Robert Darnton, director of Harvard University Library, is the driving force behind the Digital Public Library of America which is due to launch next year. He explains his vision, and offers some words of advice for the UK Digital Library.
Since the first steps towards making real the long-discussed notion of a US digital public library were mooted at a meeting at Harvard University in October 2010, the Digital Public Library of America (DPLA) has leapt out of the stalls. It has attracted worldwide attention, produced an exceptionally lively discussion list and inspired enthusiasm from across the education and library communities. Progress has continued at a pace, from technological beta sprints to intense grassroots activity, ensuring that the DPLA is on course to be launched in April 2013.
He who receives ideas from me, receives instruction himself without lessening mine; as he who lights his taper at mine receives light without darkening me.”
Listening to the initiative’s chief architect at a recent Jisc/SCONUL lecture in London, it is not difficult to understand how the project has got off the ground so swiftly and ambitiously. Robert Darnton is an inspiring speaker, passionate about the free access of knowledge to humanity for the good of humanity. He invokes Thomas Jefferson’s observation that the spread of knowledge benefits all without reducing its value, to convey the idea that the public good encompasses access to knowledge as well as access to more conventionally assumed public goods such as clean air and sanitation.
For Darnton, the DPLA is firmly set within the ‘open’ framework he has so strongly advocated while Director of the University Library at Harvard, where he was a key player behind the university’s adoption of an open access mandate.
“Everyone, everywhere will have access to it [the DPLA] through the internet at no cost. The whole idea is to make the public heritage available to the public and so it is fundamentally a non-commercial enterprise. Yet there will be a spirit of enterprise behind it because, of course, it must be carefully designed. There must be a sound business plan to cover costs. We are working hard to be realistic and pragmatic but the basic principle is to make all knowledge available, free of charge to everyone. So the DPLA is definitely aligned with the open access movement,” he says.
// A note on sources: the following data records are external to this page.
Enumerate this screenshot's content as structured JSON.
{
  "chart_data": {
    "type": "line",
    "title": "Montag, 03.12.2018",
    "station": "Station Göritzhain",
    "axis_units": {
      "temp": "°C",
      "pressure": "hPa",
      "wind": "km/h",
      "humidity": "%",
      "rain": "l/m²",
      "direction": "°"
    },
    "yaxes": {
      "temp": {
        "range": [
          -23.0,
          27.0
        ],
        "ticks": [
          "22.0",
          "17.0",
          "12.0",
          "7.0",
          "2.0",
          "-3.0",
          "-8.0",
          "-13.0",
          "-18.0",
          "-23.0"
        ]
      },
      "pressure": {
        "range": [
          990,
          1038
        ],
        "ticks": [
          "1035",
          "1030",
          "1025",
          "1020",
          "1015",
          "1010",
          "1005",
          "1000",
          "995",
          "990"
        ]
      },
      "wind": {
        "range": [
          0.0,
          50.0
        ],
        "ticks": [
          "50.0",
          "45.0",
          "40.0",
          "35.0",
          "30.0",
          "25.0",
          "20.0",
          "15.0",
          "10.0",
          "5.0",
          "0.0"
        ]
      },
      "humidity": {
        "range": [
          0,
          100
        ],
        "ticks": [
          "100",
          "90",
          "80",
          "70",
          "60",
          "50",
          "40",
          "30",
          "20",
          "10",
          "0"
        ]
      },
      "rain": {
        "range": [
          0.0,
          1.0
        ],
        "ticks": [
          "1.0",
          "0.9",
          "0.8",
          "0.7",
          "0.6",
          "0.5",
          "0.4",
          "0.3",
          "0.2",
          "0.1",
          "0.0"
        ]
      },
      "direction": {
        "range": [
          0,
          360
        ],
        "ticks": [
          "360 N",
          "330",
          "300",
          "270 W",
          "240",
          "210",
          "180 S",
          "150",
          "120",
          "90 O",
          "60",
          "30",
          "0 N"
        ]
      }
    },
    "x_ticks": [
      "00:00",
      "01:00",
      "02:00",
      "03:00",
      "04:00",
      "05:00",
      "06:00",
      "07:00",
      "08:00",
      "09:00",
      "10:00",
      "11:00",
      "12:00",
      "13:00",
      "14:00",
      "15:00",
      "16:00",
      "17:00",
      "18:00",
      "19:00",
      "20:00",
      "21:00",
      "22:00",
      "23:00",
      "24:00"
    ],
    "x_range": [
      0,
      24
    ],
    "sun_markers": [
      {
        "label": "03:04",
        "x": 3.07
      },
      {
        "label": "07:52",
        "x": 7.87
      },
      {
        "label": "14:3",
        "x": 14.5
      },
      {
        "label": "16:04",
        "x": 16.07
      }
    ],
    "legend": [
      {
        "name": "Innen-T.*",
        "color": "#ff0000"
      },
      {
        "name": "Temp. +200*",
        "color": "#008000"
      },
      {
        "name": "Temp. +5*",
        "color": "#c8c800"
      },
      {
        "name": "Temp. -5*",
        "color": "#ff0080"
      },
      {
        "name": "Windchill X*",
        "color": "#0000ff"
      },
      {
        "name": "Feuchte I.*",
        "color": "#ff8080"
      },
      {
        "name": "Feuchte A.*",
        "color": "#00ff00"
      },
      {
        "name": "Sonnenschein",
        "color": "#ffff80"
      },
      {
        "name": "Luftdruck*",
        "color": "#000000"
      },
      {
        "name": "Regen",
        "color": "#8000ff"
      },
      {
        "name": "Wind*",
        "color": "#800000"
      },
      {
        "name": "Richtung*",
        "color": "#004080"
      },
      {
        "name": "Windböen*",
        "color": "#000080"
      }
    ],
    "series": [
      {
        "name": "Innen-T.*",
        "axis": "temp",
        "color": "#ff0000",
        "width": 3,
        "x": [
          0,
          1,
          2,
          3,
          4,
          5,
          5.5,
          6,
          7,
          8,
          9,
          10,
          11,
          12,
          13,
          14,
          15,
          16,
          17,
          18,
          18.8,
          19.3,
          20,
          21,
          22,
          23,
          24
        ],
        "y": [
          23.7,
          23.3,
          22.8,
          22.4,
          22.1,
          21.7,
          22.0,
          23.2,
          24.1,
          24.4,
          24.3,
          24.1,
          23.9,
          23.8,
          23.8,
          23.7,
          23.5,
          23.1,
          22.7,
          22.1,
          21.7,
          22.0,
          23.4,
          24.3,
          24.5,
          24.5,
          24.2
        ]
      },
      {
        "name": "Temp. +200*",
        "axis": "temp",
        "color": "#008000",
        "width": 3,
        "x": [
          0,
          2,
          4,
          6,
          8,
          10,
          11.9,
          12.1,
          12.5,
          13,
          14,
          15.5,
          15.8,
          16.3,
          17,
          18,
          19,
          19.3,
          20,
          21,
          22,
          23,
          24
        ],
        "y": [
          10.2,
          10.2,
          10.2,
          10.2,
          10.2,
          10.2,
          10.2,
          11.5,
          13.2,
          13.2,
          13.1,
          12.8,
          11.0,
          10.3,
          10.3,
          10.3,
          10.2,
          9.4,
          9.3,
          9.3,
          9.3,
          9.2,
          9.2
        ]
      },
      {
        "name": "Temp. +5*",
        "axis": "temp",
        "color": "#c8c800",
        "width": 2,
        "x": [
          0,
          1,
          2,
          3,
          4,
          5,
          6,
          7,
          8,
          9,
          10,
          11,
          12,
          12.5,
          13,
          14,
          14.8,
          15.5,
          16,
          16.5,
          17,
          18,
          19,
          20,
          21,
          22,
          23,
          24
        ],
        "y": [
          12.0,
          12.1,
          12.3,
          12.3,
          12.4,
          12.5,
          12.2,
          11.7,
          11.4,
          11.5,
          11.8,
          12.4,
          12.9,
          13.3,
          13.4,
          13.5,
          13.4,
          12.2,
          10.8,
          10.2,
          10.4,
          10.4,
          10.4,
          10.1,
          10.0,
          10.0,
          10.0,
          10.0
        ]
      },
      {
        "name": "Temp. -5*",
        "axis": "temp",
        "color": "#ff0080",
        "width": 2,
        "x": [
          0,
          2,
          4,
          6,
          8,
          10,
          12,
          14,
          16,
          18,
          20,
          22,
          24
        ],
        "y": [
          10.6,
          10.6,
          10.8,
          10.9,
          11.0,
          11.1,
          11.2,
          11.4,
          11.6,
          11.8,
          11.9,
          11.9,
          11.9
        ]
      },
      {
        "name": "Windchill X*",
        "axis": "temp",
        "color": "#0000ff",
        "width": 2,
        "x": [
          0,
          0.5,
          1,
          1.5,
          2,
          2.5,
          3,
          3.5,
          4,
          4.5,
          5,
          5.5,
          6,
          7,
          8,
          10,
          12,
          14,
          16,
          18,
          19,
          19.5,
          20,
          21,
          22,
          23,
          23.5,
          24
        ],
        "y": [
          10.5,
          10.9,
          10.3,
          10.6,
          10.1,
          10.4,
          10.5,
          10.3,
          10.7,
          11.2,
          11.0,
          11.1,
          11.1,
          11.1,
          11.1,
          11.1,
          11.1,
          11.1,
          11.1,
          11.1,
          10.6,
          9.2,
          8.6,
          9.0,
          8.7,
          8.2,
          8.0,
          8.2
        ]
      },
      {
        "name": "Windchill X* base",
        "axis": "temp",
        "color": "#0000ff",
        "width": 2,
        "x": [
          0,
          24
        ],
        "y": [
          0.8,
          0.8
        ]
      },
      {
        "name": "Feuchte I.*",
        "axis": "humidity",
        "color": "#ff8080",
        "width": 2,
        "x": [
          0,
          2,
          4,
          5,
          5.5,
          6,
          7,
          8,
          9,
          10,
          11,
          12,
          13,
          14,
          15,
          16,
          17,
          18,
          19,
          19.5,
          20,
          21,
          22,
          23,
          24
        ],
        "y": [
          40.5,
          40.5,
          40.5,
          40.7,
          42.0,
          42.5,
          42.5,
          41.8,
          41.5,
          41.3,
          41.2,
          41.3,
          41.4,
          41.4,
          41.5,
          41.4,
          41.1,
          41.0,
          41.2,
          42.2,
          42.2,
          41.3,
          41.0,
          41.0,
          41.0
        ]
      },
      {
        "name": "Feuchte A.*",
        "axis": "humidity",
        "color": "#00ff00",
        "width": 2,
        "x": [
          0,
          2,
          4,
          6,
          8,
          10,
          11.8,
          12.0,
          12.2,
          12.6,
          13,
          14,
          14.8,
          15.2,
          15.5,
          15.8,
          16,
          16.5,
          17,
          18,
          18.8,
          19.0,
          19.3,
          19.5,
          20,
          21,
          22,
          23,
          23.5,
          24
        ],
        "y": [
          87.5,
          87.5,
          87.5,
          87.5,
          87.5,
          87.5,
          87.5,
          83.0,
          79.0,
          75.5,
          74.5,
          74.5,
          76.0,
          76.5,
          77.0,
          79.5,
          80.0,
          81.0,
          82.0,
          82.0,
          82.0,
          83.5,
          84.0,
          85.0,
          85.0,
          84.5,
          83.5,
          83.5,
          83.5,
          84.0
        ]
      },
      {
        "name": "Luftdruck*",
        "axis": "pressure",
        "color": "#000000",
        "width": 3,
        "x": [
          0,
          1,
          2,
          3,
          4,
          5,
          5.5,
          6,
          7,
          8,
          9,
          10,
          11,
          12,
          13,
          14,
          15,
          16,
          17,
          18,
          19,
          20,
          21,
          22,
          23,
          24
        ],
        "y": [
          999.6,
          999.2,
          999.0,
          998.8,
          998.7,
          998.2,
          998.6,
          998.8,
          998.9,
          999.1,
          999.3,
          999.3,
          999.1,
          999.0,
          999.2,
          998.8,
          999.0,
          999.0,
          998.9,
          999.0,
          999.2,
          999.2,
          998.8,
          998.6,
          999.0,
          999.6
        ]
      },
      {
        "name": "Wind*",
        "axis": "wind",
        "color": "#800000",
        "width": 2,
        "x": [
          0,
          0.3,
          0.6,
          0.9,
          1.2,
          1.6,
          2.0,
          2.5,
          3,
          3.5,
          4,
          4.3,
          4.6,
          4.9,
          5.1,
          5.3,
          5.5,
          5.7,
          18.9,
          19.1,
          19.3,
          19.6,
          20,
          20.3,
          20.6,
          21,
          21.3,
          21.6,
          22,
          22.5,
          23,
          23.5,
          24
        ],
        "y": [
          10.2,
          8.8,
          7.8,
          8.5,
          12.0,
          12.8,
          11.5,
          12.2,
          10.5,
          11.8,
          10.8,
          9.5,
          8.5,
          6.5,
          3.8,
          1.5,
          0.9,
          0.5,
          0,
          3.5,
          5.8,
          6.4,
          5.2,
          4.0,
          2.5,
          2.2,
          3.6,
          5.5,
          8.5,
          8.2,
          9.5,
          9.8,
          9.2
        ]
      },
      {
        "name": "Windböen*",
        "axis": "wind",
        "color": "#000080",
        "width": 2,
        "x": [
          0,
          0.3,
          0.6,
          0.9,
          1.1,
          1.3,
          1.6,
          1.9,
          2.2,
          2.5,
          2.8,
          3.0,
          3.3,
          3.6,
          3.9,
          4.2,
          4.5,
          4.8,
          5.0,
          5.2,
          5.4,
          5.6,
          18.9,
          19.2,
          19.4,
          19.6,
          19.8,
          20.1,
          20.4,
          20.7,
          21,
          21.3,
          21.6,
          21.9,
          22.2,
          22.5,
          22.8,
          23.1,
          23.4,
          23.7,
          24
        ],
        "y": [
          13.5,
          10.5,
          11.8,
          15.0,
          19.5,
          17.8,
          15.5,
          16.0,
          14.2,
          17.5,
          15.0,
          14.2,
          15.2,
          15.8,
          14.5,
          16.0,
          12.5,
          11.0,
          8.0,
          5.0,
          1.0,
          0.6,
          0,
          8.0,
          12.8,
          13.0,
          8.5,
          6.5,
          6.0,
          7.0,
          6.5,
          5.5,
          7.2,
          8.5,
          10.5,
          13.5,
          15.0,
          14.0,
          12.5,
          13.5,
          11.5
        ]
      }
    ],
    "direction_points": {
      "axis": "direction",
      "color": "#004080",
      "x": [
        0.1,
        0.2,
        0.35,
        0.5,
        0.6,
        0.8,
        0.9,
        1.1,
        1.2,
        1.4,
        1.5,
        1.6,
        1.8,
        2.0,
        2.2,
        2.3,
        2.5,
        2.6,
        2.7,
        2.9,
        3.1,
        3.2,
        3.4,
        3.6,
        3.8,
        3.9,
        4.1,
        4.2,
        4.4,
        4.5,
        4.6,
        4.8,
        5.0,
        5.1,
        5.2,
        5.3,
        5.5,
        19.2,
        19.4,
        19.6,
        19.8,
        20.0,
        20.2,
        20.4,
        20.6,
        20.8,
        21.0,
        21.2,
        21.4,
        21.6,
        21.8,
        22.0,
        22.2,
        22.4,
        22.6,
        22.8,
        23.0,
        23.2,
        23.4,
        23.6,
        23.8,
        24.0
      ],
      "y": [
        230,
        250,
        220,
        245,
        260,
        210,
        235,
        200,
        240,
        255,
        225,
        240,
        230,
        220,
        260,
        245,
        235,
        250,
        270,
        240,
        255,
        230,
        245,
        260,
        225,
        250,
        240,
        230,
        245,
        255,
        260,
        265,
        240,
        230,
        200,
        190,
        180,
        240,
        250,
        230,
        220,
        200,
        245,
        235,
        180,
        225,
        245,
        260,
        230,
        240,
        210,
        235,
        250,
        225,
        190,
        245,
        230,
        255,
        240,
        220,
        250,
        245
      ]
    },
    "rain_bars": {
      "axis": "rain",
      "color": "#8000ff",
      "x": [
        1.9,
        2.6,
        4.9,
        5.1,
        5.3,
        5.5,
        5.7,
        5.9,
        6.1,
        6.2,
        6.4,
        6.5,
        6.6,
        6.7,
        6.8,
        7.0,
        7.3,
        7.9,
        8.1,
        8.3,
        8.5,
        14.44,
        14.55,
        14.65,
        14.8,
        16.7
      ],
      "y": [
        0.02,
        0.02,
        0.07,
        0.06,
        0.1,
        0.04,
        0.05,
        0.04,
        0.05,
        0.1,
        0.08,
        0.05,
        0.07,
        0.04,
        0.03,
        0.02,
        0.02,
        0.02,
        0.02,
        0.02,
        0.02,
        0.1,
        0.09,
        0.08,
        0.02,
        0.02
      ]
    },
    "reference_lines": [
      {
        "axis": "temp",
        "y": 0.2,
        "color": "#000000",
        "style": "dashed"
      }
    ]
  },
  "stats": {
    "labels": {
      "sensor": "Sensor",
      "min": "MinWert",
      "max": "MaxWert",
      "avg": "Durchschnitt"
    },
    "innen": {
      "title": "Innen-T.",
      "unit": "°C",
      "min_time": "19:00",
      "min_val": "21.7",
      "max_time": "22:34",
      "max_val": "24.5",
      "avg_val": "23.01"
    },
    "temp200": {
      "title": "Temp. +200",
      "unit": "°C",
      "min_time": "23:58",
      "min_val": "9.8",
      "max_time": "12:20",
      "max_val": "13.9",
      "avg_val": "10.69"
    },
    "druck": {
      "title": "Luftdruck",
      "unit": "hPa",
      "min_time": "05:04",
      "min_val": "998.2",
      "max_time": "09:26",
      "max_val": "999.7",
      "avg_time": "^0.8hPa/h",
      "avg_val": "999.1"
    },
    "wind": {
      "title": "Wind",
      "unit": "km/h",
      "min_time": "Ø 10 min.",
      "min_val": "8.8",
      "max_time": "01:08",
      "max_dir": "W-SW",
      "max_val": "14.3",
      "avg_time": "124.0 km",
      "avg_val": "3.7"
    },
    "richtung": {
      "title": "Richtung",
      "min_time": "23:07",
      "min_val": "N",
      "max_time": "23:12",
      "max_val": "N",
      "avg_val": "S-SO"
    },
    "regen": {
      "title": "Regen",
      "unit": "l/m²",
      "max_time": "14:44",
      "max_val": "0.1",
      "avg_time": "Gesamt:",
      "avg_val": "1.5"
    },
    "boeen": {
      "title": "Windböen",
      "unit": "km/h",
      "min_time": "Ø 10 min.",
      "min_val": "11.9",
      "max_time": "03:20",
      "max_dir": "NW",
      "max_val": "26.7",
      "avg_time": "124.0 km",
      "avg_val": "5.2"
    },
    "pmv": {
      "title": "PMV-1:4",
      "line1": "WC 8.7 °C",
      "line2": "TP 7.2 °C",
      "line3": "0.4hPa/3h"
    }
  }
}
In the US, the business plan for sustainability involves securing partnerships with private foundations which will provide the financial support necessary for the infrastructure and further digitisation, and coalitions of libraries to provide the books and other resources. At the end of last year the DPLA also announced a collaboration with Europeana, to ensure that “users everywhere will eventually have access to the combined riches of the two systems at a single click”.
This requires the systems to be interoperable and, while content is the first challenge that springs to mind when considering developing a digital public library, the infrastructure underpinning it is crucial to its success.
According to Darnton, “We must design the DPLA in such a way that separate collections scattered all over the country will be made available at one click of a computer or a handheld device of some sort. That means interoperability is absolutely essential and so is the openness of metadata. So, from the users point of view, it will be as if you are sitting in your living room or anywhere and with one click you can get the information you want no matter where it may be located.”
As the UK takes its first steps along the road towards a UK Digital Library (see box-out), infrastructure is high on the agenda for JISC – a digital library holds the promise of a more effective, cost-efficient infrastructure to use as the platform for shared services, for example by joining up the metadata that underpins library collections. But what can we learn from the US experience?
“I hesitate to give advice to anyone,” remarks Darnton, with characteristic modesty. “I hope to learn from what is going on in the UK. If I understand correctly, things are beginning here at the level of higher education and you’ve made great strides in that respect.
“The main difficulty that I notice, just from the other side of the ocean, is the danger of commercialisation. There is always a temptation to make some kind of deal with a commercial interest that is pursuing its own advantage, so I think it is crucial to maintain open access as a fundamental commitment and then, if you develop partnerships in the private sector, to do so in a way that will not damage the public interest and won’t fence off any cultural assets from the cultural commons that really belong to everyone.”
Professor Robert Darnton lecture and Q&A
This article originally featured in issue 33 of Jisc Inform (UK web archive).